New Hampshire’s fitness community is as diverse as its people. While the state plays host to some of the country’s top skiing, hiking, and off-roading, many New Hampshire residents aren’t rugged outdoor goers at all, opting instead to enjoy the state’s beauty through relaxing activities like golf and walking.
New Hampshire’s wide range of fitness fanatics and everyday people looking to stay in shape presents unique opportunities for personal trainers. After all, it’s not every state where a short drive can take you from Boston – one of the world’s greatest sport cities – to scenic mountains – all in the same day.

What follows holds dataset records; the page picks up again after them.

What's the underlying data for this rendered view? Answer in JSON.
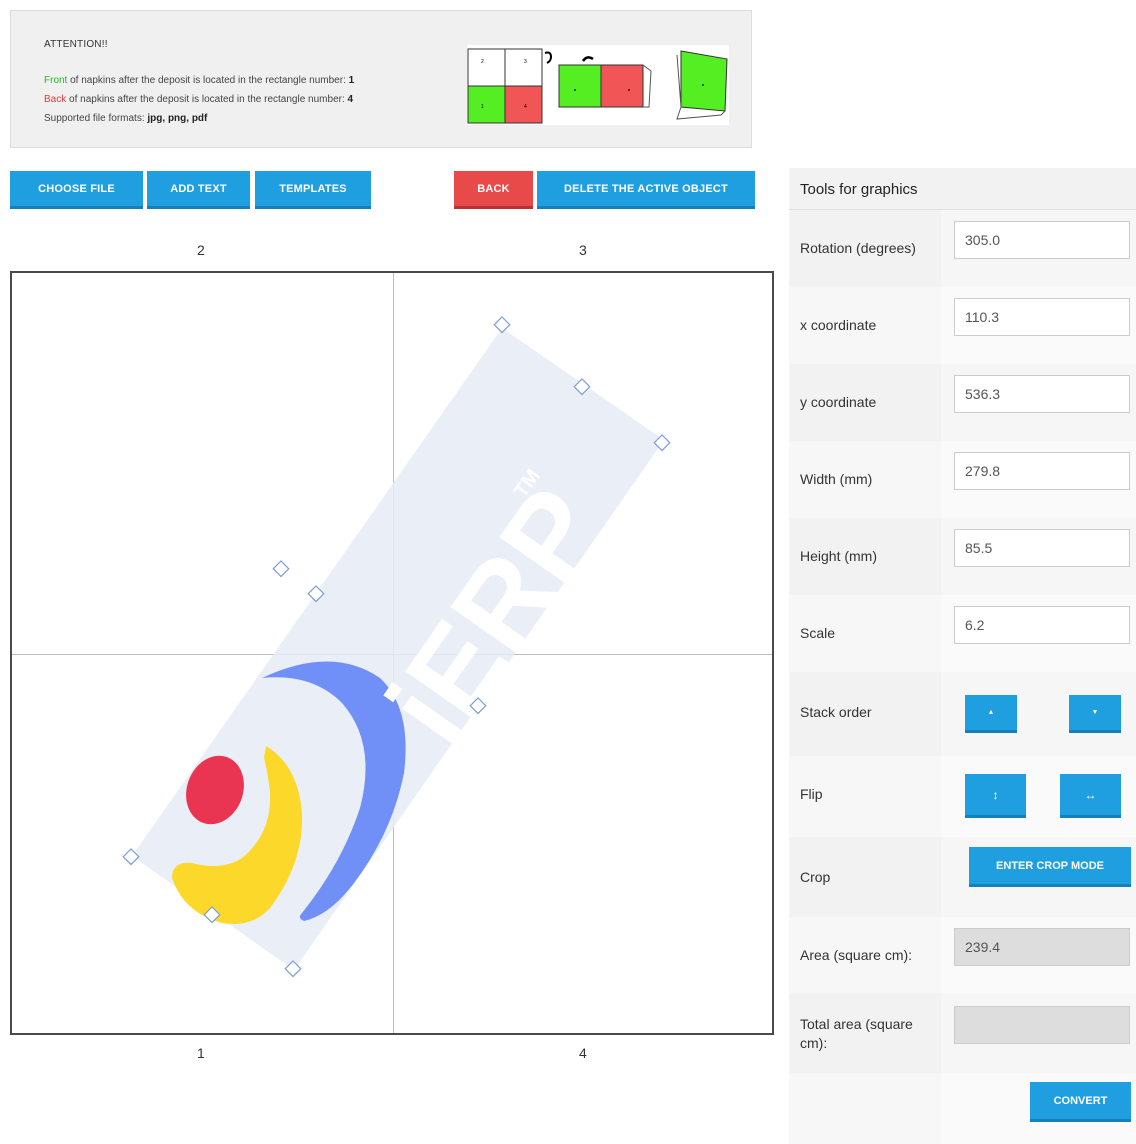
{
  "attention": {
    "title": "ATTENTION!!",
    "front_word": "Front",
    "front_text": " of napkins after the deposit is located in the rectangle number: ",
    "front_number": "1",
    "back_word": "Back",
    "back_text": " of napkins after the deposit is located in the rectangle number: ",
    "back_number": "4",
    "formats_label": "Supported file formats: ",
    "formats_value": "jpg, png, pdf",
    "illustration_numbers": [
      "2",
      "3",
      "1",
      "4"
    ]
  },
  "toolbar": {
    "choose_file": "CHOOSE FILE",
    "add_text": "ADD TEXT",
    "templates": "TEMPLATES",
    "back": "BACK",
    "delete_active": "DELETE THE ACTIVE OBJECT"
  },
  "canvas": {
    "top_labels": [
      "2",
      "3"
    ],
    "bottom_labels": [
      "1",
      "4"
    ],
    "object_text": "jERP",
    "object_trademark": "TM"
  },
  "tools": {
    "header": "Tools for graphics",
    "rotation_label": "Rotation (degrees)",
    "rotation_value": "305.0",
    "x_label": "x coordinate",
    "x_value": "110.3",
    "y_label": "y coordinate",
    "y_value": "536.3",
    "width_label": "Width (mm)",
    "width_value": "279.8",
    "height_label": "Height (mm)",
    "height_value": "85.5",
    "scale_label": "Scale",
    "scale_value": "6.2",
    "stack_label": "Stack order",
    "stack_up_icon": "▲",
    "stack_down_icon": "▼",
    "flip_label": "Flip",
    "flip_vertical_icon": "↕",
    "flip_horizontal_icon": "↔",
    "crop_label": "Crop",
    "crop_button": "ENTER CROP MODE",
    "area_label": "Area (square cm):",
    "area_value": "239.4",
    "total_area_label": "Total area (square cm):",
    "total_area_value": "",
    "convert_button": "CONVERT"
  },
  "colors": {
    "primary_button": "#1f9fe0",
    "danger_button": "#e84a4a",
    "front_green": "#22bb22",
    "back_red": "#e03a3a",
    "panel_green": "#55ee22",
    "panel_red": "#f25555"
  }
}
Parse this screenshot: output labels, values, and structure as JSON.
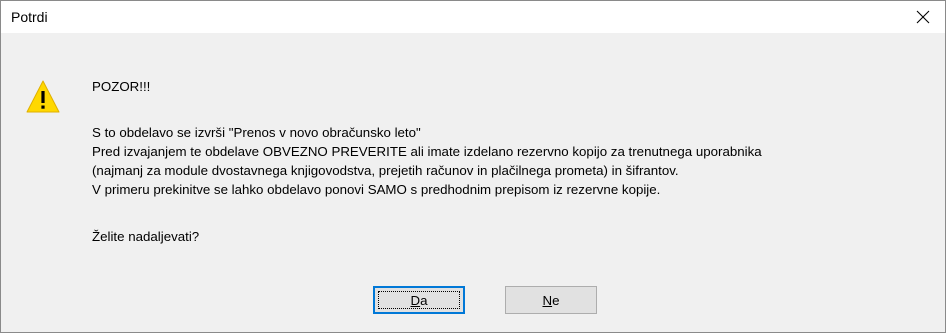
{
  "dialog": {
    "title": "Potrdi",
    "warning_heading": "POZOR!!!",
    "message_lines": [
      "S to obdelavo se izvrši \"Prenos v novo obračunsko leto\"",
      "Pred izvajanjem te obdelave OBVEZNO PREVERITE ali imate izdelano rezervno kopijo za trenutnega uporabnika",
      "(najmanj za module dvostavnega knjigovodstva, prejetih računov in plačilnega prometa) in šifrantov.",
      "V primeru prekinitve se lahko obdelavo ponovi SAMO s predhodnim prepisom iz rezervne kopije."
    ],
    "question": "Želite nadaljevati?",
    "buttons": {
      "yes": {
        "accel": "D",
        "rest": "a"
      },
      "no": {
        "accel": "N",
        "rest": "e"
      }
    },
    "icons": {
      "warning": "warning-triangle-icon",
      "close": "close-icon"
    },
    "colors": {
      "warning_yellow": "#ffd800",
      "default_button_border": "#0078d7",
      "dialog_background": "#f0f0f0"
    }
  }
}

As a personal trainer in New Hampshire, you’ll work with clients ranging from runners looking to up their VO2 Max before the famous Mount Washington Road Race, to skiers seeking better core strength on the slopes. Alternatively, you could find yourself working with busy corporate types whose work in Boston has them feeling stressed and unhealthy. New Hampshire’s proximity to Boston and rural areas alike will give you the flexibility to work with clients based on your own fitness interests.
Steps to Becoming a Personal Trainer in New Hampshire
The process of becoming a personal trainer is often an unforgettable experience. Whether you are passionate about strength training, or are constantly searching for the perfect vegan diet, your preparation through formal education and certification will make you an expert in your field.
Degree Options for Personal Trainers
Taking courses at the college level will put you in the position to learn from experts in the field of health and wellness. Attending courses in person will allow you to meet like-minded people who share your passion for fitness, creating future networking opportunities in the personal training world. Taking online courses it allows you to learn while still maintaining a busy schedule.
Degree options for aspiring personal trainers include, but are not limited to:
Associate’s Degree Programs in:
- Personal Training
- Fitness and Health
- Physical Education
- Exercise Science
Bachelor’s Degree Programs in:
- Athletic Studies
- Exercise Science
- Exercise Physiology
- Human Biology
- Sports Medicine
- Physical Education
- Sport Psychology
The benefits of taking college-level health and fitness courses extend well beyond a degree. The knowledge you will gain from your professors will serve as a foundation for your success in a personal training career.
Personal Trainer Certification Options
Earning a credential from a national certifying body is a must for a career in personal training. Earning certification involves undergoing a test to ensure your personal training knowledge is up to par, which will give you peace of mind going into your career. Some of the U.S.’s top certifying bodies offer certification exams throughout New Hampshire.
Aerobics and Fitness Association of America (AFAA), with tests offered in
National Council on Strength and Fitness (NCSF), with tests offered in:
American College of Sports Medicine (ACSM), with tests offered in:
National Strength and Conditioning Association (NSCA), with tests offered in:
Personal Training Careers in New Hampshire
According to the Bureau of Labor Statistics, (BLS), the mean income among fitness and aerobics teachers in New Hampshire in 2014 was $36,530, nearly $5,000 more than the national average.
New Hampshire is home to both small and large health and fitness clubs that hire trainers to meet the demands of their expanding clientele. The Zone Gym in Hampstead, for example, posted an ad seeking personal trainers in April 2015. New Hampshire is also home to respected gym chains such as Planet Fitness, Gold’s Gym, and Anytime Fitness, whose large client base drives demand for talented trainers.
If you specialize in developing sport-specific fitness, you might find yourself working as a personal trainer for a team at Dartmouth College, the University of New Hampshire, Keene State University, or other sports powerhouses in the state.
You can also take advantage of the state’s outdoor activities by training clients who use New Hampshire’s terrain as their gym. Trail running can be difficult on joggers’ Achilles heels and ankles, so you may work on developing clients’ calf flexibility . Four wheeling requires enormous grip strength, so you could work with adrenaline junkies who need to hand in hanging onto their white knuckle rides.
Alternatively, much of New Hampshire’s corporate scene makes their home in Manchester where you could work with clients to give them a workout to contrast their mundane daily jobs.